● **Task**: All of the data below is to be returned unaltered.

● **Data in this exercise**:

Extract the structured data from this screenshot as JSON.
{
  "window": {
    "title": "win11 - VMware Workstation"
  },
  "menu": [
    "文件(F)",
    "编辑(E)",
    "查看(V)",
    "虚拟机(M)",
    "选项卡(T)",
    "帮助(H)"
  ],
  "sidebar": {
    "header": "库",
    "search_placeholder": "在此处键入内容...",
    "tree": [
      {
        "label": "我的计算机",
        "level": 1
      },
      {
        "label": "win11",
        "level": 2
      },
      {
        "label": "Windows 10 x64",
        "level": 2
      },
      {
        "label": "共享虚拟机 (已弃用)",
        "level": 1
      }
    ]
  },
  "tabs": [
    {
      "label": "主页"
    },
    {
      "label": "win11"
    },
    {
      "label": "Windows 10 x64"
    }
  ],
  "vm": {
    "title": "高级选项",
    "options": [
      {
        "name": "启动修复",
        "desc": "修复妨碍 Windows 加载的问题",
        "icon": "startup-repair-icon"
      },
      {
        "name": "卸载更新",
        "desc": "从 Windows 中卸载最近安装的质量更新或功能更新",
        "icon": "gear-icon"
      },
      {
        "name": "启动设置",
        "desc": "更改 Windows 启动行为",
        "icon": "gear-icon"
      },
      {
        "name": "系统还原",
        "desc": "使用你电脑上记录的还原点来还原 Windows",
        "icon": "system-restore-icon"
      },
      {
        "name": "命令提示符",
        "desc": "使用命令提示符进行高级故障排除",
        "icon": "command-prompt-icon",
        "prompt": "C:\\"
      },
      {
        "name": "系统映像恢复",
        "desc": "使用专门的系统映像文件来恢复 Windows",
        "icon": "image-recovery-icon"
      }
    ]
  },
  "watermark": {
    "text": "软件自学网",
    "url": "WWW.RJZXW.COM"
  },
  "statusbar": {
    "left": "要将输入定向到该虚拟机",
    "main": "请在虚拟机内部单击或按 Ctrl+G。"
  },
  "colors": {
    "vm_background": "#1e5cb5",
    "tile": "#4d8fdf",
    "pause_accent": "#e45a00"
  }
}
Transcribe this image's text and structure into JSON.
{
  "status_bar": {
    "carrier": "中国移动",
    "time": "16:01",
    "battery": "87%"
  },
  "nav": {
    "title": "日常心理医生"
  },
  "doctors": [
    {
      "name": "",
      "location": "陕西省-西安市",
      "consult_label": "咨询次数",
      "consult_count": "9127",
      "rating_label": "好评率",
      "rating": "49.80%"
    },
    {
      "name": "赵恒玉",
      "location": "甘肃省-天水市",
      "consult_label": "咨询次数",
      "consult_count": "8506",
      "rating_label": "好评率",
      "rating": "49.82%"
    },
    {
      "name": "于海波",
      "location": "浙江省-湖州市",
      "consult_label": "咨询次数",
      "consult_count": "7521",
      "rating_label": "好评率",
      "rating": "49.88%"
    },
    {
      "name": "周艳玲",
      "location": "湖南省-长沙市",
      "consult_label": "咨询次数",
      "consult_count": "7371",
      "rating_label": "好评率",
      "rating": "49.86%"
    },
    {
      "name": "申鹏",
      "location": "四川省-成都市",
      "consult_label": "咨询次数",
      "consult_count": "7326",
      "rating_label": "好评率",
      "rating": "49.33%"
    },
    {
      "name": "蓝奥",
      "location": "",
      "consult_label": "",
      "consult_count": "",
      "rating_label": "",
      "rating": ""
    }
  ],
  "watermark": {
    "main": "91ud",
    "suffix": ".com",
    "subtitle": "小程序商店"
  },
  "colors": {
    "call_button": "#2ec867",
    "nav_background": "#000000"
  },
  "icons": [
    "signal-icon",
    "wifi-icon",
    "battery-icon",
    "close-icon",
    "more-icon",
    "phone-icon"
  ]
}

● **Worked solution**:
Extract the structured data from this screenshot as JSON.
{
  "window": {
    "title": "win11 - VMware Workstation"
  },
  "menu": [
    "文件(F)",
    "编辑(E)",
    "查看(V)",
    "虚拟机(M)",
    "选项卡(T)",
    "帮助(H)"
  ],
  "sidebar": {
    "header": "库",
    "search_placeholder": "在此处键入内容...",
    "tree": [
      {
        "label": "我的计算机",
        "level": 1
      },
      {
        "label": "win11",
        "level": 2
      },
      {
        "label": "Windows 10 x64",
        "level": 2
      },
      {
        "label": "共享虚拟机 (已弃用)",
        "level": 1
      }
    ]
  },
  "tabs": [
    {
      "label": "主页"
    },
    {
      "label": "win11"
    },
    {
      "label": "Windows 10 x64"
    }
  ],
  "vm": {
    "title": "高级选项",
    "options": [
      {
        "name": "启动修复",
        "desc": "修复妨碍 Windows 加载的问题",
        "icon": "startup-repair-icon"
      },
      {
        "name": "卸载更新",
        "desc": "从 Windows 中卸载最近安装的质量更新或功能更新",
        "icon": "gear-icon"
      },
      {
        "name": "启动设置",
        "desc": "更改 Windows 启动行为",
        "icon": "gear-icon"
      },
      {
        "name": "系统还原",
        "desc": "使用你电脑上记录的还原点来还原 Windows",
        "icon": "system-restore-icon"
      },
      {
        "name": "命令提示符",
        "desc": "使用命令提示符进行高级故障排除",
        "icon": "command-prompt-icon",
        "prompt": "C:\\"
      },
      {
        "name": "系统映像恢复",
        "desc": "使用专门的系统映像文件来恢复 Windows",
        "icon": "image-recovery-icon"
      }
    ]
  },
  "watermark": {
    "text": "软件自学网",
    "url": "WWW.RJZXW.COM"
  },
  "statusbar": {
    "left": "要将输入定向到该虚拟机",
    "main": "请在虚拟机内部单击或按 Ctrl+G。"
  },
  "colors": {
    "vm_background": "#1e5cb5",
    "tile": "#4d8fdf",
    "pause_accent": "#e45a00"
  }
}
Transcribe this image's text and structure into JSON.
{
  "status_bar": {
    "carrier": "中国移动",
    "time": "16:01",
    "battery": "87%"
  },
  "nav": {
    "title": "日常心理医生"
  },
  "doctors": [
    {
      "name": "",
      "location": "陕西省-西安市",
      "consult_label": "咨询次数",
      "consult_count": "9127",
      "rating_label": "好评率",
      "rating": "49.80%"
    },
    {
      "name": "赵恒玉",
      "location": "甘肃省-天水市",
      "consult_label": "咨询次数",
      "consult_count": "8506",
      "rating_label": "好评率",
      "rating": "49.82%"
    },
    {
      "name": "于海波",
      "location": "浙江省-湖州市",
      "consult_label": "咨询次数",
      "consult_count": "7521",
      "rating_label": "好评率",
      "rating": "49.88%"
    },
    {
      "name": "周艳玲",
      "location": "湖南省-长沙市",
      "consult_label": "咨询次数",
      "consult_count": "7371",
      "rating_label": "好评率",
      "rating": "49.86%"
    },
    {
      "name": "申鹏",
      "location": "四川省-成都市",
      "consult_label": "咨询次数",
      "consult_count": "7326",
      "rating_label": "好评率",
      "rating": "49.33%"
    },
    {
      "name": "蓝奥",
      "location": "",
      "consult_label": "",
      "consult_count": "",
      "rating_label": "",
      "rating": ""
    }
  ],
  "watermark": {
    "main": "91ud",
    "suffix": ".com",
    "subtitle": "小程序商店"
  },
  "colors": {
    "call_button": "#2ec867",
    "nav_background": "#000000"
  },
  "icons": [
    "signal-icon",
    "wifi-icon",
    "battery-icon",
    "close-icon",
    "more-icon",
    "phone-icon"
  ]
}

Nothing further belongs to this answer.